What kinds of backgrounds do you expect students to have?

Students come to the study of international migration from many different backgrounds. Some have practitioner backgrounds in government or advocacy organizations or nonprofits focused on helping immigrants and refugees. Others have academic backgrounds in a wide range of disciplines, including in the social sciences (such as sociology, political science, international relations, public policy, anthropology, or urban studies) or humanities (such as cultural studies, theater and film, history, or literature). All in all, the International Migration Studies program is open to students who want to understand many aspects of international migration, including the social, cultural, economic, and civic and political dynamics of immigrants’ interactions with their host societies.
 

How do I apply?

You apply online, and applicants must meet the following criteria in order to be eligible for admission:

  1. Hold a bachelor’s degree from an accredited college or university in the United States, or its equivalent abroad, with a cumulative overall GPA of 3.0 (B average) or higher;
  2. Submit transcripts of all college and graduate work;
  3. Submit two letters of recommendation from people who can speak to your strengths and preparedness for graduate study (e.g. professors/academics, supervisors, colleagues).
  4. Submit a personal statement of up to 1,000 words, explaining why you want to obtain this degree and how your interests and academic/professional background are relevant to the degree; 
  5. Submit a sample or samples of writing (in English) of no more than 20 pages in total (e.g. term paper, essay, published academic or journalistic article, report, op-eds, blog posts).
  6. Submit Graduate Record Examination (GRE) scores for the verbal, quantitative, and analytical parts of the exam. The GRE must have been taken within the last five years;
  7. Submit Test of English as a Foreign Language (TOEFL) scores for students who have not earned a degree in an English-speaking country.

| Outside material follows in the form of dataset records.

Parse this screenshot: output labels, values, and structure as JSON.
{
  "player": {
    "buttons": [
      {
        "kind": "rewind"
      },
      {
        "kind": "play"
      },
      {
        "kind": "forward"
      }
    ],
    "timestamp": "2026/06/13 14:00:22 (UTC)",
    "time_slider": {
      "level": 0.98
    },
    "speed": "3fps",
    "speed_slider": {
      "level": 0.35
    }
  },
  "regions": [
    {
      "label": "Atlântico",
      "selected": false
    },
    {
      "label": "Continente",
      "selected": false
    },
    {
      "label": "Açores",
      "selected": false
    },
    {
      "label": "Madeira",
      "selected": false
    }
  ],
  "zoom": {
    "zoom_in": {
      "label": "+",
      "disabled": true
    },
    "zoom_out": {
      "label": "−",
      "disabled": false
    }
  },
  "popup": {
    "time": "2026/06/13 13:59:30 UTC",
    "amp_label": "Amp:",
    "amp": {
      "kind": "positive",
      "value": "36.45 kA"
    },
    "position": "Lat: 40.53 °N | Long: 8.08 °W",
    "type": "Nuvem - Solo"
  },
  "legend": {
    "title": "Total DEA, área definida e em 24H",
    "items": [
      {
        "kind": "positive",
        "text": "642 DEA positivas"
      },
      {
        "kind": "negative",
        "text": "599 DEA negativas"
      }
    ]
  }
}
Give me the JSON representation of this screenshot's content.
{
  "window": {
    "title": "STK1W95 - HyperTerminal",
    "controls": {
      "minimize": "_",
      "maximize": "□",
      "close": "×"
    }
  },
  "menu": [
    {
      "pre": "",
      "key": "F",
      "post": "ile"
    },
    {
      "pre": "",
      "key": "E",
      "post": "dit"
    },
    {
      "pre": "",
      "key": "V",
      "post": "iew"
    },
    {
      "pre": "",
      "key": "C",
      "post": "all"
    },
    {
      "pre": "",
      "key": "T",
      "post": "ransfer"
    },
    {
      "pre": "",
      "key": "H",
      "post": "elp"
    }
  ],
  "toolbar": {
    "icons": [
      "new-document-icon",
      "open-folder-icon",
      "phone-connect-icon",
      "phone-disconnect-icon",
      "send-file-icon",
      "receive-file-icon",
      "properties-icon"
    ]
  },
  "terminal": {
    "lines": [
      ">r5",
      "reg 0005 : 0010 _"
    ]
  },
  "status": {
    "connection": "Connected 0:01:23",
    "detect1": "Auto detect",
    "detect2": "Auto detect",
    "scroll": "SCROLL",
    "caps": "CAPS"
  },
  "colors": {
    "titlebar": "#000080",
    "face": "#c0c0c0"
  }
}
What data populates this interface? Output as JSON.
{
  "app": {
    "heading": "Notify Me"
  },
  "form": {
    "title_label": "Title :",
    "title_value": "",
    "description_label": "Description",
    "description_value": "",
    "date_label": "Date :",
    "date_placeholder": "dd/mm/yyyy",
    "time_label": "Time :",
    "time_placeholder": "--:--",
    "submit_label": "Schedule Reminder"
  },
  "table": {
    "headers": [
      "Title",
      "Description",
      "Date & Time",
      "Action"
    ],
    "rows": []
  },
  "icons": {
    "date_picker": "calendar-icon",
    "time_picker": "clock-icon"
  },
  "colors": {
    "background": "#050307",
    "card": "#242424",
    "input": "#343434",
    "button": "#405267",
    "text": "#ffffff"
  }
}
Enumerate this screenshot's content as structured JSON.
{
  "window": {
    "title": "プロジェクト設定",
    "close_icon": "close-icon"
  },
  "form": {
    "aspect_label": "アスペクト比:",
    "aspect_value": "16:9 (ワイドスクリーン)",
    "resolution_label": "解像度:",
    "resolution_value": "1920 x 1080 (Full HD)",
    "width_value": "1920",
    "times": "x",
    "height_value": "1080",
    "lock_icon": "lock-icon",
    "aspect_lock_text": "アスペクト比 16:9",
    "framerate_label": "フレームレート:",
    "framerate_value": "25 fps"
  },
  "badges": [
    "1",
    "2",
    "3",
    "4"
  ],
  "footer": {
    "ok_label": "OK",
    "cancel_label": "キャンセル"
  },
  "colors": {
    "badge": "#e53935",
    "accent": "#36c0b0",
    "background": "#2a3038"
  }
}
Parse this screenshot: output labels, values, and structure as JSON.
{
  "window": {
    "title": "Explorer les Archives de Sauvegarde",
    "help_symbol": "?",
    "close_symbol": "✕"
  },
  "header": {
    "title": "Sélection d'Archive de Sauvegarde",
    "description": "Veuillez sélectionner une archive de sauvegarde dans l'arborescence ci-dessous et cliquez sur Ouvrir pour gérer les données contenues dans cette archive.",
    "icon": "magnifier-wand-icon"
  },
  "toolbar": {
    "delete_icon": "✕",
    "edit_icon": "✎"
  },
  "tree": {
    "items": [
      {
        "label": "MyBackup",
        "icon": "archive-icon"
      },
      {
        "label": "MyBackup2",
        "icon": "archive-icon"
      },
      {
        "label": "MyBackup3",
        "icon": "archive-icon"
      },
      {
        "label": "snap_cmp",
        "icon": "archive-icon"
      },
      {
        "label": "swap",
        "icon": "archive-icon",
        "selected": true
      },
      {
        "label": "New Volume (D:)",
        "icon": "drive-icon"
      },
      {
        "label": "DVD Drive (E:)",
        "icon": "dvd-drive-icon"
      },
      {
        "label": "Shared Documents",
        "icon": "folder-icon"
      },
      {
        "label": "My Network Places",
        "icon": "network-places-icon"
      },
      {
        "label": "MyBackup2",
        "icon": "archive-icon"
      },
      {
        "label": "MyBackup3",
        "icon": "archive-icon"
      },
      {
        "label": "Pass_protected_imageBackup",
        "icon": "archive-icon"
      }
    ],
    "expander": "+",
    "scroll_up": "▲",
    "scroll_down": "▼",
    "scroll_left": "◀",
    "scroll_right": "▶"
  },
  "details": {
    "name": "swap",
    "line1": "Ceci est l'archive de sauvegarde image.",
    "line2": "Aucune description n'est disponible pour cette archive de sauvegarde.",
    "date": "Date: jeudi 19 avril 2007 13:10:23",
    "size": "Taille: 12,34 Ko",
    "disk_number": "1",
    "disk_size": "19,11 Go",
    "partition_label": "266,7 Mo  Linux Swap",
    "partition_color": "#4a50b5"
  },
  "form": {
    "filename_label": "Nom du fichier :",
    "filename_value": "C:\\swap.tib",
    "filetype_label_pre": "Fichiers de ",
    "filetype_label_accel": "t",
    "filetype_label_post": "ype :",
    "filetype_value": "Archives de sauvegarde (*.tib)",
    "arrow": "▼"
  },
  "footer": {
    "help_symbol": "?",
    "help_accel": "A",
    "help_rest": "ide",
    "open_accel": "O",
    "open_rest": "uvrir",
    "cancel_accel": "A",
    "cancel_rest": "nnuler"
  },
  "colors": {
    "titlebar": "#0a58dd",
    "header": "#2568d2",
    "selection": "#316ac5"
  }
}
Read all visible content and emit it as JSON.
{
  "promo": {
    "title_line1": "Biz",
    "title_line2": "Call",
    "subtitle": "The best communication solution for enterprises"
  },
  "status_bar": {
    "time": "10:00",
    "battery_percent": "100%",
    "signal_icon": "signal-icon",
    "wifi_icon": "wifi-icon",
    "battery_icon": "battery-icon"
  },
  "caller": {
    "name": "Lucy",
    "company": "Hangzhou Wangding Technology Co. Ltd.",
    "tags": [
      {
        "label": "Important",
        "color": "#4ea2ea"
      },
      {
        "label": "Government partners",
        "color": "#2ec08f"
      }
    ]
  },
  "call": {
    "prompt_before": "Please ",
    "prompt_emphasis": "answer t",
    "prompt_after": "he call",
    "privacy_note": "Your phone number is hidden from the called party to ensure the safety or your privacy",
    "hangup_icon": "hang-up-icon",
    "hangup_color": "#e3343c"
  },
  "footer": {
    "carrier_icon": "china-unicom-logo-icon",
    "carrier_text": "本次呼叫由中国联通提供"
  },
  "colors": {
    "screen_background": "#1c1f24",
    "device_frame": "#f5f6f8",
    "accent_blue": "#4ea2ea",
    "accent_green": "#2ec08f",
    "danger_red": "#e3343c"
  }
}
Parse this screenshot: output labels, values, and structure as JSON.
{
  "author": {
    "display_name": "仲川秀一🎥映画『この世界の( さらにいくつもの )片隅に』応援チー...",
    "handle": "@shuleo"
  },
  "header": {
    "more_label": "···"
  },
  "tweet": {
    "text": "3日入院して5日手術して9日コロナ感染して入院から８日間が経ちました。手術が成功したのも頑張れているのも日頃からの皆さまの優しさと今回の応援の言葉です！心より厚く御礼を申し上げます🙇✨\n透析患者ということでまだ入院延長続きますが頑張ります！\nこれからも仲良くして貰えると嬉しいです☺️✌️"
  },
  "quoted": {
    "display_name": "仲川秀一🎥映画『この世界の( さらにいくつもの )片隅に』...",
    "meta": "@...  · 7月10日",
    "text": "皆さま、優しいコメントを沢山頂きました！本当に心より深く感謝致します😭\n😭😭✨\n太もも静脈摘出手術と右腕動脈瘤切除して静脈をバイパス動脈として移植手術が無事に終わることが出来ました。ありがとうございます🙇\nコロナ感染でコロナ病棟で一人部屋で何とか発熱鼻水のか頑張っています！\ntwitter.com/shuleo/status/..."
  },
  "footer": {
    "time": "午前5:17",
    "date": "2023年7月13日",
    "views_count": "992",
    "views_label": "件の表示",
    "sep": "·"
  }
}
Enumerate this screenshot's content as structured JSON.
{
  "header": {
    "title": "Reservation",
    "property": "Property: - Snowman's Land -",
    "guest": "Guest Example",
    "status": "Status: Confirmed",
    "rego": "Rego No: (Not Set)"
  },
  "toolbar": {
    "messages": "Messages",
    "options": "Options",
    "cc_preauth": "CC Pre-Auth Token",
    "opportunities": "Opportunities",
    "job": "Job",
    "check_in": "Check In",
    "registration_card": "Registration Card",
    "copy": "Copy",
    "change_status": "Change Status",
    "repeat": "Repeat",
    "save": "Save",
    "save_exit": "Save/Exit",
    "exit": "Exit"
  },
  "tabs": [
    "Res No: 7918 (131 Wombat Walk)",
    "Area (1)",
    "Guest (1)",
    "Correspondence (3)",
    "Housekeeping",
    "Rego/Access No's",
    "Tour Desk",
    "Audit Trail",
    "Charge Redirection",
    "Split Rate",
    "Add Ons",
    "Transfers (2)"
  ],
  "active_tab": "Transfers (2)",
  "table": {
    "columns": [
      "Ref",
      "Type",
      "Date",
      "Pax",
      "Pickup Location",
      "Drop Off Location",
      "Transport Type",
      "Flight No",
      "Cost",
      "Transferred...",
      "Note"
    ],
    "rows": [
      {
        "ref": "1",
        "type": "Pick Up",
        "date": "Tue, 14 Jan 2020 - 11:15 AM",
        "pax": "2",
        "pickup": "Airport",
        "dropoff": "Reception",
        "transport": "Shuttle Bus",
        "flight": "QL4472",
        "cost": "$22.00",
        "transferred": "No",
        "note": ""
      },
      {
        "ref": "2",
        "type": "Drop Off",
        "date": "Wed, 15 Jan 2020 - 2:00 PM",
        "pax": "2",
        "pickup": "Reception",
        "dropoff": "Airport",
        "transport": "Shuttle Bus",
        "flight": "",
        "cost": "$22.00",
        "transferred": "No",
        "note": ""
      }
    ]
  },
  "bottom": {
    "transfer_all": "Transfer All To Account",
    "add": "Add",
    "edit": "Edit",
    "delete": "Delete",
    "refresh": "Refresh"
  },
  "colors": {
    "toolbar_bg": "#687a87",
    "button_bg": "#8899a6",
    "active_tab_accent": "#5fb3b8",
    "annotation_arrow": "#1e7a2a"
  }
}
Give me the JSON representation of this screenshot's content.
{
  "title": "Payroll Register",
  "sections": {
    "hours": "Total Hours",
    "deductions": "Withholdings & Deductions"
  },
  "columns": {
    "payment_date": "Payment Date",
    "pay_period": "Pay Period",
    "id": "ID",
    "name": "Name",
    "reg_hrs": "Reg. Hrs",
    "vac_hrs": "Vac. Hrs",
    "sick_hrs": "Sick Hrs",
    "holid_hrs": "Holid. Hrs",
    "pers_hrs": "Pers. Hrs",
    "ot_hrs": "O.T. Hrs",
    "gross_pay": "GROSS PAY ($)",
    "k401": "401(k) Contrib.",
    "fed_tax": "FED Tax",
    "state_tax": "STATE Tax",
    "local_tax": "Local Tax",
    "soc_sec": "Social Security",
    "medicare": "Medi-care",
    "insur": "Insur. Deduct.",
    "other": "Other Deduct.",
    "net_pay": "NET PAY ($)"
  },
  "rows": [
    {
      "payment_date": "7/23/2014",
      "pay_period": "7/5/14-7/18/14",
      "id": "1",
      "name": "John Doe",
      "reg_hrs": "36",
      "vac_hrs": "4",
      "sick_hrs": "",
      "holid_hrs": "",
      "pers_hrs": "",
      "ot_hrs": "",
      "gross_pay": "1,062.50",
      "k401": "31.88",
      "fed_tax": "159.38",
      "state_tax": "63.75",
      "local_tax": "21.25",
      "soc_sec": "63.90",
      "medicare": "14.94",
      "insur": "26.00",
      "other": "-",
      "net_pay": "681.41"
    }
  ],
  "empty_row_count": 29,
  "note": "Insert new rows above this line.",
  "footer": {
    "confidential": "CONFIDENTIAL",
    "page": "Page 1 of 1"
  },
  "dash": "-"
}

How important are the GRE scores?

GRE scores taken within the past five years are required for admission, and they cannot be waived. Program faculty recognize, however, that GRE scores do not always fully capture applicants’ talents or preparation, especially so for those from other countries or those who have been out of school for some years. We carefully consider applicants’ entire admissions packages, of which GRE scores are only one element.
 

How can I meet professors and other prospective students?

The best way is to come to the program’s Open House, which will be held in the Sociology program lounge (Room 6112 at the Graduate Center at 365 Fifth Avenue, at 34th Street, in New York City) on March 6, at 5:30pm. You are also warmly invited to attend an immigration talk right before the Open House in the same location. The Open House will allow you to informally meet other interested applicants, faculty members, staff, and current doctoral students with interests in migration studies.
 

How long will the program take to complete?

The M.A. program is a 30-credit program, and how quickly students complete it depends on their chosen course load. For example, full-time students taking 9 credits (3 courses) or more per semester can finish in a year and a half to two years; part-time students taking 6 credits (2 courses) per semester will finish in two and half years.
 

How much does the program cost?

Information on Graduate Center tuition and fees can be found here.
 

Does the program offer online courses?

All courses are offered at the Graduate Center as face-to-face courses, which usually meet once a week.
 

Will I find a community at the Graduate Center?

You are likely to find many other students, in the International Migration Studies program and in related master’s and doctoral programs, who share your interests. Students at the Graduate Center participate in many student groups and advocacy organizations. You will be invited to a regular speakers’ series on immigration, which draws faculty and students from varied Graduate Center academic programs and other universities in the area.